Objective: The risk for schizophrenia in immigrants to Europe is approximately three times that of native-born populations. Discrimination and marginalization may influence the risk for schizophrenia within migrant populations. The primary objective of the present study was to determine whether the risk associated with migration was also evident 100 years ago. A second objective was to determine whether changing social stresses are associated with changes to the incidence of schizophrenia.
Method: During the first two decades of the twentieth century, the Provincial Mental Hospital was the sole provider of psychiatric services in British Columbia, Canada. Detailed clinical records have been preserved for 99.5% of 2477 patients who had a psychiatric admission between 1902 and 1913. Diagnoses were made after a detailed file review and 807 patients met DSM-IV criteria for first-episode schizophrenia, schizophreniform disorder, schizoaffective disorder, or psychosis not otherwise specified. Diagnoses had high inter-rater reliability. The incidence of schizophrenia in migrants from Britain or Continental Europe was compared with that in the Canadian-born population using indirect standardization and Poisson models.
Results: Migration from Britain or Continental Europe to Canada in the early twentieth century was associated with an increased rate of schizophrenia; IRR=1.54, (95% CI=1.33-1.78). Incidence increased over time in immigrants but not in the native-born population and this increase occurred during a period of economic recession.

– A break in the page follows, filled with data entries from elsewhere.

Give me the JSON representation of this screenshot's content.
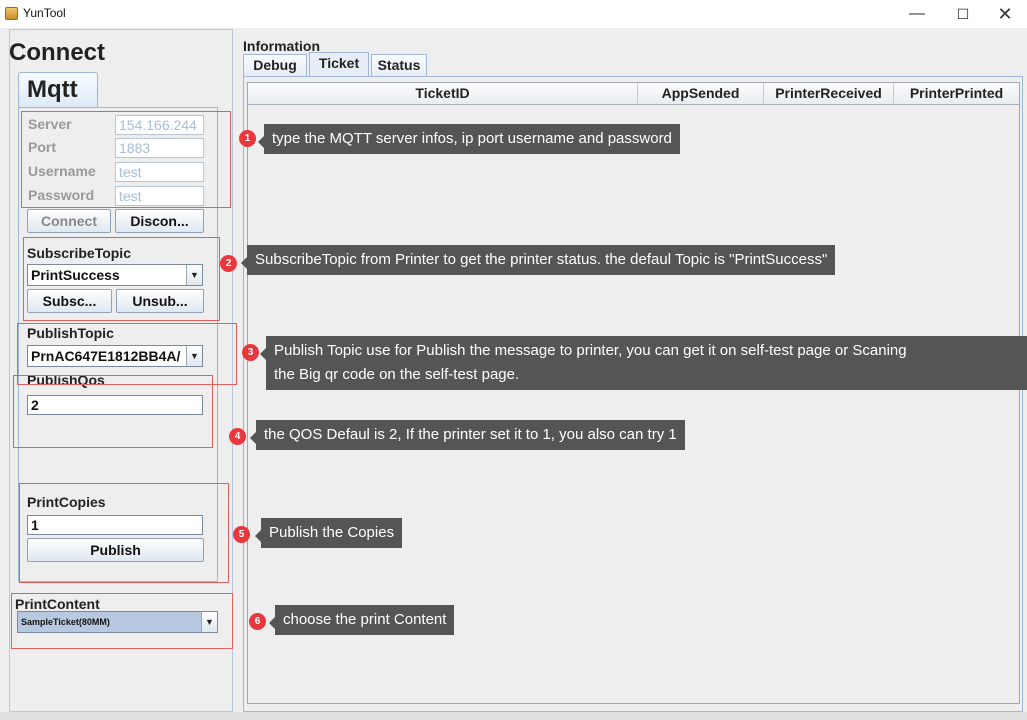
{
  "window": {
    "title": "YunTool",
    "minimize": "—",
    "maximize": "☐",
    "close": "✕"
  },
  "connect": {
    "title": "Connect",
    "tab_label": "Mqtt",
    "server": {
      "label": "Server",
      "value": "154.166.244"
    },
    "port": {
      "label": "Port",
      "value": "1883"
    },
    "username": {
      "label": "Username",
      "value": "test"
    },
    "password": {
      "label": "Password",
      "value": "test"
    },
    "connect_button": "Connect",
    "disconnect_button": "Discon..."
  },
  "subscribe": {
    "label": "SubscribeTopic",
    "selected": "PrintSuccess",
    "subscribe_button": "Subsc...",
    "unsubscribe_button": "Unsub..."
  },
  "publish": {
    "topic_label": "PublishTopic",
    "topic_selected": "PrnAC647E1812BB4A/",
    "qos_label": "PublishQos",
    "qos_value": "2",
    "copies_label": "PrintCopies",
    "copies_value": "1",
    "publish_button": "Publish"
  },
  "print_content": {
    "label": "PrintContent",
    "selected": "SampleTicket(80MM)"
  },
  "information": {
    "label": "Information",
    "tabs": [
      "Debug",
      "Ticket",
      "Status"
    ],
    "selected_tab": "Ticket",
    "columns": [
      "TicketID",
      "AppSended",
      "PrinterReceived",
      "PrinterPrinted"
    ]
  },
  "annotations": [
    {
      "number": "1",
      "text": "type the MQTT server infos, ip port username and password"
    },
    {
      "number": "2",
      "text": "SubscribeTopic from Printer to get the printer status. the defaul Topic is \"PrintSuccess\""
    },
    {
      "number": "3",
      "line1": "Publish Topic use for Publish the message to printer,  you can get it on self-test page or Scaning",
      "line2": "the Big qr code on the self-test page."
    },
    {
      "number": "4",
      "text": "the QOS Defaul is 2,  If the printer set it to 1, you also can try 1"
    },
    {
      "number": "5",
      "text": "Publish the Copies"
    },
    {
      "number": "6",
      "text": "choose the print Content"
    }
  ],
  "colors": {
    "annotation_bubble": "#555555",
    "annotation_badge": "#e8383d",
    "highlight_box": "#e06060",
    "panel_border": "#9fb6d4"
  }
}
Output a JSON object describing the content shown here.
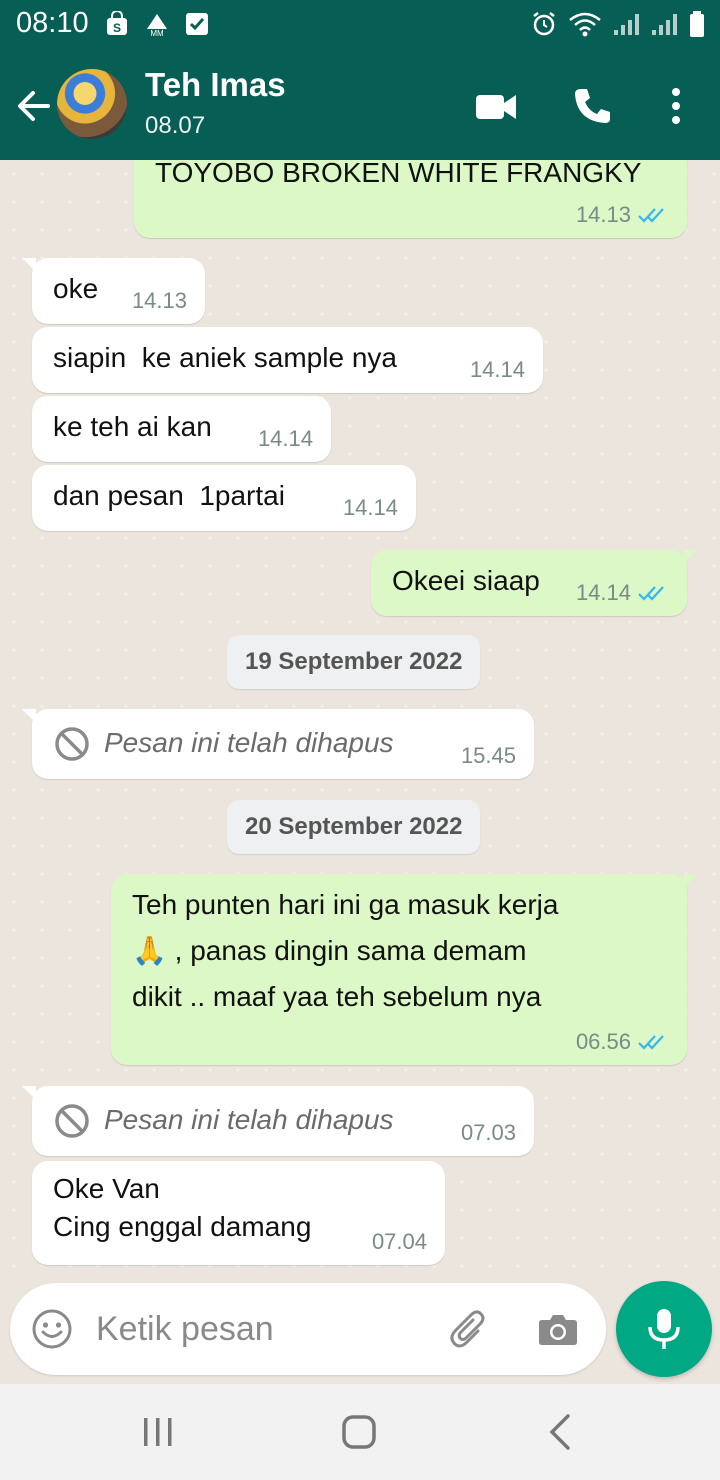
{
  "status_bar": {
    "time": "08:10",
    "colors": {
      "bar": "#075e54"
    }
  },
  "header": {
    "contact_name": "Teh Imas",
    "contact_status": "08.07",
    "icons": [
      "back-arrow-icon",
      "video-call-icon",
      "phone-icon",
      "more-vertical-icon"
    ]
  },
  "messages": [
    {
      "dir": "out",
      "text": "TOYOBO BROKEN WHITE FRANGKY",
      "time": "14.13",
      "read": true
    },
    {
      "dir": "in",
      "text": "oke",
      "time": "14.13"
    },
    {
      "dir": "in",
      "text": "siapin  ke aniek sample nya",
      "time": "14.14"
    },
    {
      "dir": "in",
      "text": "ke teh ai kan",
      "time": "14.14"
    },
    {
      "dir": "in",
      "text": "dan pesan  1partai",
      "time": "14.14"
    },
    {
      "dir": "out",
      "text": "Okeei siaap",
      "time": "14.14",
      "read": true
    },
    {
      "date": "19 September 2022"
    },
    {
      "dir": "in",
      "deleted": true,
      "text": "Pesan ini telah dihapus",
      "time": "15.45"
    },
    {
      "date": "20 September 2022"
    },
    {
      "dir": "out",
      "lines": [
        "Teh punten hari ini ga masuk kerja",
        "🙏 , panas dingin sama demam",
        "dikit .. maaf yaa teh sebelum nya"
      ],
      "time": "06.56",
      "read": true
    },
    {
      "dir": "in",
      "deleted": true,
      "text": "Pesan ini telah dihapus",
      "time": "07.03"
    },
    {
      "dir": "in",
      "lines": [
        "Oke Van",
        "Cing enggal damang"
      ],
      "time": "07.04"
    }
  ],
  "composer": {
    "placeholder": "Ketik pesan",
    "icons": [
      "emoji-icon",
      "attachment-icon",
      "camera-icon",
      "mic-icon"
    ]
  },
  "colors": {
    "header": "#075e54",
    "outgoing_bubble": "#dcf8c6",
    "incoming_bubble": "#ffffff",
    "read_tick": "#34b7f1",
    "mic_button": "#00a884"
  }
}
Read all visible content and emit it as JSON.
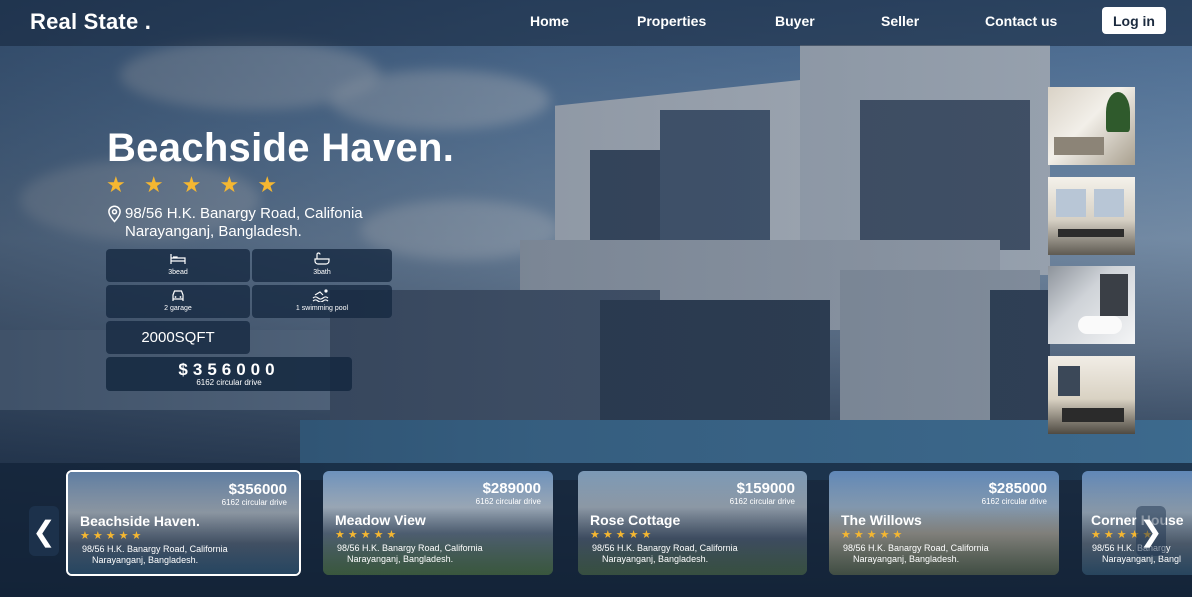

Conclusions: Migration was a risk factor for schizophrenia a century ago as it is today. This risk occurred in white migrants from Europe and increased during a period of increased social stress.